• You only need to add the ' +c ' to one side. Just like when integrating an indefinite function, the initial result is a general solution and could be anywhere along the y-axis (see section on indefinite integral functions above). To fond the particular solution, you need to know a coordinate point on the curve - sometimes this is called a boundary condition.

### Integrating Factor

This is not covered in single maths, but is an important method of solving first-order differential equations where x and terms are multiplied by one another in one of the terms: 1. Rearrange to be in the form dy/dx + P(x)y = Q(x)

2. Find the integrating factor using the formula above

3. Multiply the dy/dx by the integrating factor and by y

4. Multiply the right hand side by the integrating factor & simplify (if you can)

5. The middle term, P(x)y disappears

6. Move the dx to the right hand side and integrate this side

7. Rearrange to make y the subject - this is the general solution

8. Find the particular solution by substituting in boundary conditions (if there are any) At further stage, we also look at second-order differential equations - these come in two types: homogenous and non-homogenous.
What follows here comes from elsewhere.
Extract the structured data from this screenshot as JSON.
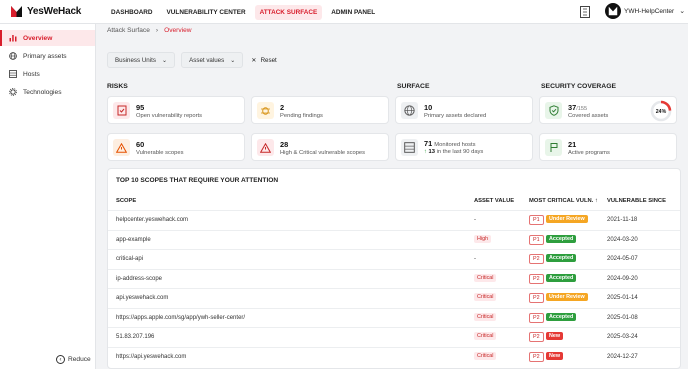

## Second-Order Homogeneous Differential Equations

Second-order homogeneous differential equations can be solved when in the form: Homogeneous means it equals zero

The solution in terms of y will have four constants that need to be found:

• λ and μ, which are found by solving the auxiliary equation

• A and B, which can only be found if you have boundary conditions

The auxiliary equation is am² + bm + c = 0, and its solutions are λ and μ
• a, b, and c are the coefficients in the second-order homogenous differential equation above.

The format of the solution in terms of y depends on the auxiliary equation: ## Second-Order Non-Homogeneous Differential Equations

Second-order homogeneous differential equations can be solved when in the form: • The left hand side of this equation is known as the corresponding homogeneous equation and its solution is called the complementary function.

• The right hand side of this equation is a function of x and its solution is called the particular integral.

Non-homogeneous means the corresponding homogeneous equation equals a function of x

To solve a second-order non-homogeneous differential equation, first solve the corresponding homogeneous equation as normal (see above), and then find the particular integral:

1. Take the correct standard function

2. Find dy/dx and d²y/dx²

3. Substitute these into the initial equation

4. Solve to find the constants in the standard function

The form of the standard function depends on the form of f(x): When the particular integral is already in the complementary function, you need to multiply the particular integral by x

For example, if f(x) is in the exponential form where k is the same as one of the roots in the auxiliary equation, multiply the particular integral by x.